2. Which brother was the only brother that played no part in hurting Joseph through the years? How did Joseph react to this brother when he finally revealed his identity?
3. How do you think the brothers felt when they realized this powerful Egyptian was the brother they had hurt many years before? Some sins have consequences that last a long time. Can you think of other wrong things that people do today that end up hurting them for years? (Elicit the children’s comments on the price people pay for wrong-doing when they are in jail, for instance. Have them think about the hurt that people go through when they do not learn early on to obey parents. These are people who grow up and do not obey the law. They are paying for wrong choices for a long time.)

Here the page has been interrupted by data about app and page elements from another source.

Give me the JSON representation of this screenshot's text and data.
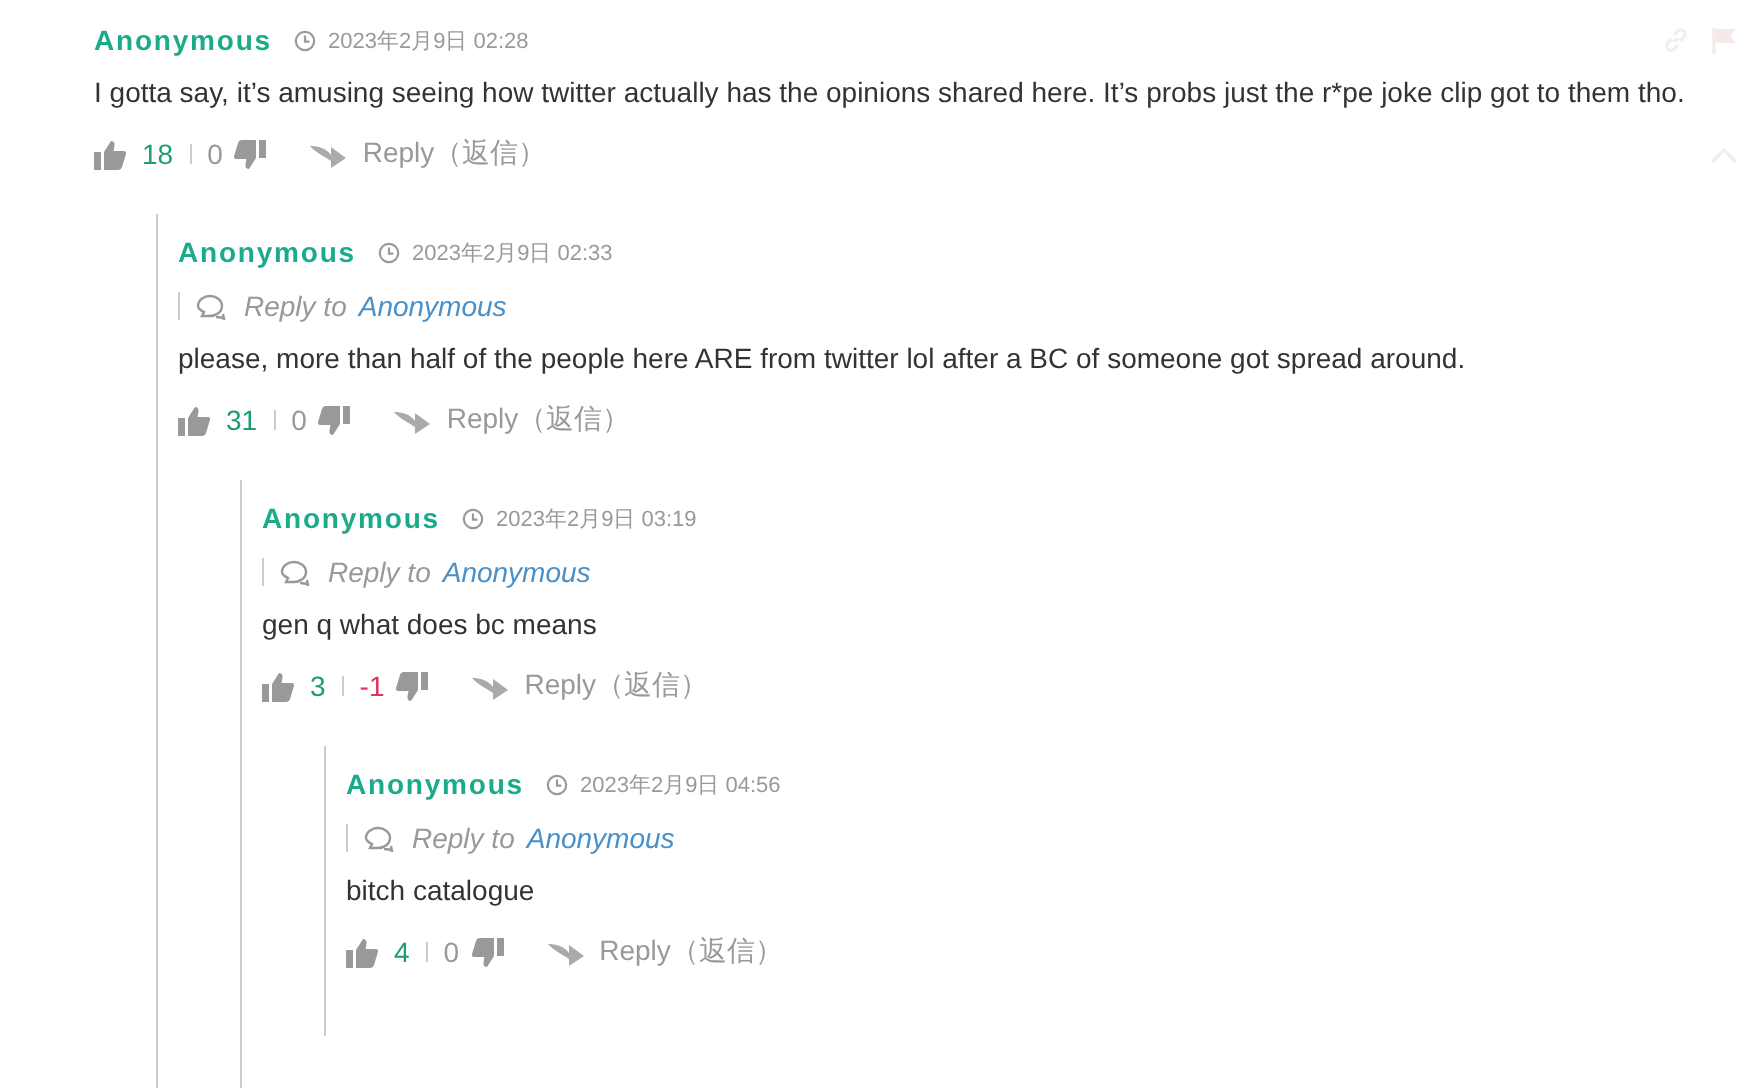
{
  "comments": [
    {
      "author": "Anonymous",
      "date": "2023年2月9日 02:28",
      "text": "I gotta say, it’s amusing seeing how twitter actually has the opinions shared here. It’s probs just the r*pe joke clip got to them tho.",
      "up": "18",
      "down": "0",
      "reply": "Reply（返信）",
      "children": [
        {
          "author": "Anonymous",
          "date": "2023年2月9日 02:33",
          "reply_to_label": "Reply to",
          "reply_to": "Anonymous",
          "text": "please, more than half of the people here ARE from twitter lol after a BC of someone got spread around.",
          "up": "31",
          "down": "0",
          "reply": "Reply（返信）",
          "children": [
            {
              "author": "Anonymous",
              "date": "2023年2月9日 03:19",
              "reply_to_label": "Reply to",
              "reply_to": "Anonymous",
              "text": "gen q what does bc means",
              "up": "3",
              "down": "-1",
              "reply": "Reply（返信）",
              "children": [
                {
                  "author": "Anonymous",
                  "date": "2023年2月9日 04:56",
                  "reply_to_label": "Reply to",
                  "reply_to": "Anonymous",
                  "text": "bitch catalogue",
                  "up": "4",
                  "down": "0",
                  "reply": "Reply（返信）"
                }
              ]
            }
          ]
        }
      ]
    }
  ]
}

4. A spirit of forgiveness is better than hate in a man. Joseph is so excited to help and protect these brothers who sold him into slavery. What if he had let hatred grow in his heart? How would he have treated them now that he had been given great power? Hatred will always hurt the person who hates. Do you think being kind to his brothers brought happiness to Joseph?
5. Read Romans 12:17-20, explaining as you go. Explain to your children that “…this means, when someone treats us badly, we turn around and do something very good for that person. That’s not how regular people act. What do we want to do when someone shoves us, snatches a toy, or yells at us? That’s right. We want to do the same thing right back. But we are not regular people. We are God’s people. So we think of something nice to do for those who are mean to us.”
Practice this with your younger children. Have one of them to be an actress and snatch a toy from another. Then have the one whose toy was taken think of something nice to do for the one who snatched—like offer to let her keep the toy or offer to do a chore for her or give her a cookie. (Explain that, in real life, the one who snatched a toy would be punished, along with the response from his/her sibling. Don’t forget that part. =)) Then remember, in coming days, when one tattles on the other or tells of an offense at school, to challenge your children to think of something nice to do for those who’ve treated them badly. Help them accomplish this. Be sure to model this behavior in front of them.
If your children are older, have them think of instances in which people have mistreated them, said demeaning things about them or excluded them. Have them think of how Christians should respond in specific situations.
6. If your kids are old enough, sing a verse of “Angry Words” together:
Angry Words, O let them never
From the tongue, unbridled slip
May the heart’s best impulse ever
Check them e’re they soil the lip.
Love one another
Thus saith the Savior
Children obey the blest command
(By: Horatius Palmer)
7. Pray together.